Species sighted at Witton Bluff & Christies Reef

Species sighted at Witton Bluff & Christies Reef by Steve Reynolds As reported in My Early Diving Days , Witton Bluff is the high point on the coast between Port Noarlunga and Christies Beach. It is named after the 1839 wreck of the David Witton. I did my first sea snorkel there in January 1978. I returned there later that year with... Read more

Posted in Algae, Bony fishes, Citizen Science, Coastal species, Dive Reports, intertidal zone, Marine invertebrates, Nudibranchs, Plants, sea urchins, Sharks & Rays, Species lists | By

Sep 23

September 23, 2019

My Early Diving Days

My Early Diving Days by Steve Reynolds Witton Bluff is the high point on the coast between Port Noarlunga and Christies Beach. It is named after the 1839 wreck of the David Witton. I did my ‘first’ sea snorkel there in January 1978. I say ‘first’ because I had briefly used one of those ‘ping pong’ mask and snorkels as... Read more

Posted in Dive Reports | By

Jul 25

July 25, 2019

The discovery of a dead Wandering Albatross, Diomedea exulans

The discovery of a dead Wandering Albatross, Diomedea exulans by Steve Reynolds Port Willunga resident Allan Horsfall has reported the discovery of a dead carcass of a Wandering Albatross, Diomedea exulans at Port Willunga beach on 13th July 2019. The dead bird was found in good condition. It had a wingspan of 3.2m. It was taken to a Willunga vet... Read more

Posted in Seabirds | By

Jul 25

July 25, 2019

Changes Over Time to Two Wreck Sites at the Jervois Basin Ships’ Graveyard

Changes Over Time to Two Wreck Sites at the Jervois Basin Ships’ Graveyard By Steve Reynolds There are several wrecks in the Jervois Basin Ships’ Graveyard at Ethelton. Two such wrecks are the Trafalgar and the Alert.

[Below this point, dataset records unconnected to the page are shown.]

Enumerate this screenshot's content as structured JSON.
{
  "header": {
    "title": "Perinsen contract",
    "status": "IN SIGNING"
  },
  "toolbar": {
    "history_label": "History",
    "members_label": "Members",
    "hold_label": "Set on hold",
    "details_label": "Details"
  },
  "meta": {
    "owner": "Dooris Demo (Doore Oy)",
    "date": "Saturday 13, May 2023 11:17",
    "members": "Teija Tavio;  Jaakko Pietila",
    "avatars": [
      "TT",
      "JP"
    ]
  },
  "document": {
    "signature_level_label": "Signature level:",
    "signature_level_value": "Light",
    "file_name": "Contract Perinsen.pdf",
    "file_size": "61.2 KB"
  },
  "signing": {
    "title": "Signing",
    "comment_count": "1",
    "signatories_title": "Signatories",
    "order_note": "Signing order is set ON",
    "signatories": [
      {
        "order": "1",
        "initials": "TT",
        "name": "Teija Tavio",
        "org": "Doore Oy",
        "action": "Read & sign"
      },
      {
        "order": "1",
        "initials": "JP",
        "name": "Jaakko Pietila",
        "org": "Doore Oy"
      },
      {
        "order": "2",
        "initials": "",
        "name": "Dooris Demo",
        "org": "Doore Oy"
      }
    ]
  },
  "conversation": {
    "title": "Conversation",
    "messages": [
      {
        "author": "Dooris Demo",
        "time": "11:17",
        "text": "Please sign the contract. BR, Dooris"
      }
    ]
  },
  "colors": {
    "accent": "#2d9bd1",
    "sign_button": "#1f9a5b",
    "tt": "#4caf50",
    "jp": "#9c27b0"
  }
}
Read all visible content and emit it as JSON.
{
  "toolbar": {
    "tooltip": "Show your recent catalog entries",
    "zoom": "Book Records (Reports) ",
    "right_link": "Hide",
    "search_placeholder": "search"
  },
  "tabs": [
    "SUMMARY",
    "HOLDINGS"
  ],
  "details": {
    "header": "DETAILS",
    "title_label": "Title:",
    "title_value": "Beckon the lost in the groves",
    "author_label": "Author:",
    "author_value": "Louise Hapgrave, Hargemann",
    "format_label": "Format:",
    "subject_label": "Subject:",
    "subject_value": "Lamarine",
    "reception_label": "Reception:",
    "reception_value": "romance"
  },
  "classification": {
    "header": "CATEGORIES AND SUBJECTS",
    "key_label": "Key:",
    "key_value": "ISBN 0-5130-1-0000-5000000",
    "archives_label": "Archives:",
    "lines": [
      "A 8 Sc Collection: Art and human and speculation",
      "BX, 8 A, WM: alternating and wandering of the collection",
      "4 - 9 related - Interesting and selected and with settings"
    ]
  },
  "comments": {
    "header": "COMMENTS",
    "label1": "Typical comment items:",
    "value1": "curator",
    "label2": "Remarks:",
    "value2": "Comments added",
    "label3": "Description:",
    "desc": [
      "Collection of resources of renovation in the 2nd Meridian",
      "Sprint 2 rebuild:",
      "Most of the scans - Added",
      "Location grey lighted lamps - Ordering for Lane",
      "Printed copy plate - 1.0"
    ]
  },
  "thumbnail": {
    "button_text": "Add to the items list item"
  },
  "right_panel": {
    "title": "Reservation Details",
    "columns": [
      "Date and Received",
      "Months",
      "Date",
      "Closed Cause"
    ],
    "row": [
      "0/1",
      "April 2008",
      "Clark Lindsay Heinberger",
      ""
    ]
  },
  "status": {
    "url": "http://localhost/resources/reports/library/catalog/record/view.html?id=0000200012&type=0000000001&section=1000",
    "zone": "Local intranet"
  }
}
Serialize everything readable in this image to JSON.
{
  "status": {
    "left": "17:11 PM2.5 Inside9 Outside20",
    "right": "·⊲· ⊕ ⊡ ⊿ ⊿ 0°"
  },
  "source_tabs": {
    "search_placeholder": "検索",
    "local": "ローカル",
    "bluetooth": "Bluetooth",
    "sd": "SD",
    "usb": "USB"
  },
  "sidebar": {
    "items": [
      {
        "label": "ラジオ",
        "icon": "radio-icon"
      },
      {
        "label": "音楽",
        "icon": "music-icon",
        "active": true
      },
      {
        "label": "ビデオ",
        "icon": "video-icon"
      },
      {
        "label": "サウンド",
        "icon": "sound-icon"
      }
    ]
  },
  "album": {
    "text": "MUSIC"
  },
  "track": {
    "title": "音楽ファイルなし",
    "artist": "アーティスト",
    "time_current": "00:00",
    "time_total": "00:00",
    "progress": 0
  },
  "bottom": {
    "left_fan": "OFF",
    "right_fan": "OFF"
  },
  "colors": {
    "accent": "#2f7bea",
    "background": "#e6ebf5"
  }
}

Here is an early photo of the Trafalgar when it was still a paddle steamer at Echuca: – The paddle steamer Trafalgar at... Read more

Posted in Citizen Science, Mangroves, Maritime History | By

Jul 22

July 22, 2019

The Growth of Mangroves at the Jervois Basin, Ethelton

The Growth of Mangroves at the Jervois Basin, Ethelton by Steve Reynolds On 20th July 2019, I visited the Jervois Basin Ships’ Graveyard, along with Phill McPeake’s son-in-law Danny and his brother Gerard, with some of their children. We were there to record details of the Trafalgar wreck as part of the GIRT Scientific Divers program. Danny & I, along... Read more

Posted in Citizen Science, Coastal activities, intertidal zone, Mangroves, Maritime History | By